When nonprofessional investors are able to put money into small businesses, everyone can benefit.
I met with Paul on Tuesday. He is the CFO of a business start-up. He’s not sure if the next phase of his company’s financing is going to go through. Although he believes in the business model and the mission of the company, some days he thinks he won’t have a job in three weeks.
I met with David on Wednesday. While he’s a great saver and earns a decent buck, he isn’t wealthy. He wants to invest in small companies so much that we’ve set up a “fun money” account, which is 10% of his otherwise well-diversified, passively managed portfolio. “Fun money” is specifically set aside so that he can make individual investments he believes in.
Because of the way small business investing is structured in this country, the likelihood of Paul and David connecting has been infinitesimally small.
This drives me mad.
It’s not just these two who are missing out. Because small companies drive job and economic growth, the economy of the country loses when Paul and David don’t connect. And because the current system of funding is biased, some small businesses are a lot less likely to get funding despite their worthy ideas.
Recent developments could change all this.
To raise their initial start up money, small business owners typically first use their savings, and then appeal to their friends and family. Next, they go to banks. If they get big enough and have certain ambitions and contacts, they can get venture capital funding or private equity funding, which is what Paul was waiting on.
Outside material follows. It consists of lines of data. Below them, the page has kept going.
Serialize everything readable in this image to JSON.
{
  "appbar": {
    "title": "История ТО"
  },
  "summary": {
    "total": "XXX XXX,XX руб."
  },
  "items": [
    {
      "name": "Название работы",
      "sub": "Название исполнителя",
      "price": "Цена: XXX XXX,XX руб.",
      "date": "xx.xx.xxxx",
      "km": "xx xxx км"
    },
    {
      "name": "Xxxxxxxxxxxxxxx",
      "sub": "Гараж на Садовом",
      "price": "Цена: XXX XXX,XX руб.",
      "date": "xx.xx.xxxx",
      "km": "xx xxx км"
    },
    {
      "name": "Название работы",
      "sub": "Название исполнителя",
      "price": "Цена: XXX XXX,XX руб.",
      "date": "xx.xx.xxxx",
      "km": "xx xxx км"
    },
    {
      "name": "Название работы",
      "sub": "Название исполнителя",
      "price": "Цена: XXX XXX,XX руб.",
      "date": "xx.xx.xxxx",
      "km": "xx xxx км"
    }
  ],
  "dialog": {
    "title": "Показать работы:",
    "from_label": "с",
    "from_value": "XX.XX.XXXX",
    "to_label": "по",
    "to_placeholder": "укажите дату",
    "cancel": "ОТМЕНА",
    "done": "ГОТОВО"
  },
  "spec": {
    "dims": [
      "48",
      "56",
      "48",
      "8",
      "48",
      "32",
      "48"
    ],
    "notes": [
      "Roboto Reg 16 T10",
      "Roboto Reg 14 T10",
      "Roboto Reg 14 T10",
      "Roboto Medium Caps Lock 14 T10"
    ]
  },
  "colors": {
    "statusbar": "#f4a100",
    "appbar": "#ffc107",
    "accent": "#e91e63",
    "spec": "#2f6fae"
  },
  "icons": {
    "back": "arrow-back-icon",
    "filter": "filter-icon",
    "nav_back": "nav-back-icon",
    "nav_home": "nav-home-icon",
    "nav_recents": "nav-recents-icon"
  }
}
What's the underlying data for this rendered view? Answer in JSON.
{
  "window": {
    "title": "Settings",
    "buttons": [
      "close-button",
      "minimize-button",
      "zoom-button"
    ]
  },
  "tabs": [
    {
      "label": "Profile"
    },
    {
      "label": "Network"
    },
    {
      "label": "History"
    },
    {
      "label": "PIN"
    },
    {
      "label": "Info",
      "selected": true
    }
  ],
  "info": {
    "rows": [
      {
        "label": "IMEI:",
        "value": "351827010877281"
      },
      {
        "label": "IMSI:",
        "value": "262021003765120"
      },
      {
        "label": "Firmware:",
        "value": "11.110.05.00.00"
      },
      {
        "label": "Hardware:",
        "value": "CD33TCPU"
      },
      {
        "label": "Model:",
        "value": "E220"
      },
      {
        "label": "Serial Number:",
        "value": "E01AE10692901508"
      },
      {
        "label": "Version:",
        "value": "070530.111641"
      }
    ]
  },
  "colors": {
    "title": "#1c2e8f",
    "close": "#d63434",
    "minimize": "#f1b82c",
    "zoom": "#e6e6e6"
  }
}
These sources of capital are all enhanced if you are affluent and well connected. Do your friends and family have extra money to invest in your business? Do you know anyone you can talk to at a bank? What about impressing people in the venture capital world? A lot of people with good ideas are shut out.
Enter the Internet. Raising money got a lot easier.
The Power of Reward Sites
With reward sites, startups with good ideas raise money in exchange for rewards.
Sesame, which opens doors remotely from smartphones, raised over $1.4 million on Kickstarter.com. The reward here was a chance to order the device.
Then there is Lammily, Barbie’s realistically proportioned cousin, whose designer raised almost $500,000 through Tilt.com. The reward for funding Lammily was the chance to pre-order the doll, and sticker packs with stretch marks, cellulite, freckles, and boo-boos.
The reward sites show that companies can raise large amounts of money through small contributions from a large number of people. Research suggests that Kickstarter.com reduces company funding gender bias by an order of magnitude and reduces geographic bias as well. Reward sites cater to consumers who love new products and want to support new ideas.
You may get first dibs on a cool new doll, but sending money to a reward site isn’t investing.
The Risks of Private Equity
Traditionally, to get private equity funding, you have to sell to accredited investors — the richest 1% of the population, roughly speaking.
Accredited investor regulations were set up in in the wake of the 1929 crash, when a lot of people got ripped off because they invested in dubious enterprises. The idea was that people with a high level of wealth are sophisticated enough to understand investment risk. Unfortunately, this leaves the Davids of the world — investors who are sophisticated but wealthy — shut out of these types of investments.
Private equity placements are not always a great deal. When I’ve looked into them for clients, I’ve concluded they are expensive, risky, and difficult to get out of, even if you die. The middlemen who offer these and the advisers who sell these seem to be the ones most likely to make money. The best deals I’ve looked at weren’t hawked by sales people or investment advisers, but came through clients’ friends and family.
The rise of Internet portals set up to connect small companies with accredited investors has the potential to cut down on intermediary costs. Still, the sector remains small.
In 2012, President Obama signed the JOBS act, which directed the Securities and Exchange Commission to devise rules opening up small business investing to non-accredited investors.
Some organizations didn’t wait for the SEC to issue the rules. Instead, they dusted off exemptions in the securities legislation that most of us have ignored for 80 years.
States Get Into the Act
Some states have picked up on crowdfunding to boost their economies. Terms vary, but generally investors are subject to investment limits and companies are subject to a cap on raising money. Each individual, for example, might be limited to investing $10,000; each company might be limited to raising $1 million. Both investor and company are generally required to reside in the state.
This is music to ears of people who want to invest locally. The first successful offering using this type of exemption was in Georgia in 2013, where Bohemian Guitars raised approximately $130,000 through SparkMarket.com.
Village Power is another example of raising money using an exemption. This intermediary helps organizations set up and fund solar power projects. Village Power coaches their community partners to use an exemption in the SEC rules, which allows for up to 35 local, non-accredited investors.
New Rules Open Doors
New rules issued March 25 by the SEC removed a lot of the barriers for companies raising money and for non-accredited investors.
Companies will be able to raise up to $50 million. Non-accredited investors are welcome to invest, sometimes with limits — 10% of their net worth, say, or 10% of their net income.
Although Kickstarter has said that it won’t sell securities, other fundraising portals, such as Indiegogo, are looking into it.
And if all goes well, Paul, David, and I can start looking for the new opportunities in June of 2015.
by Bridget Sullivan Mermel
Originally published on Money.com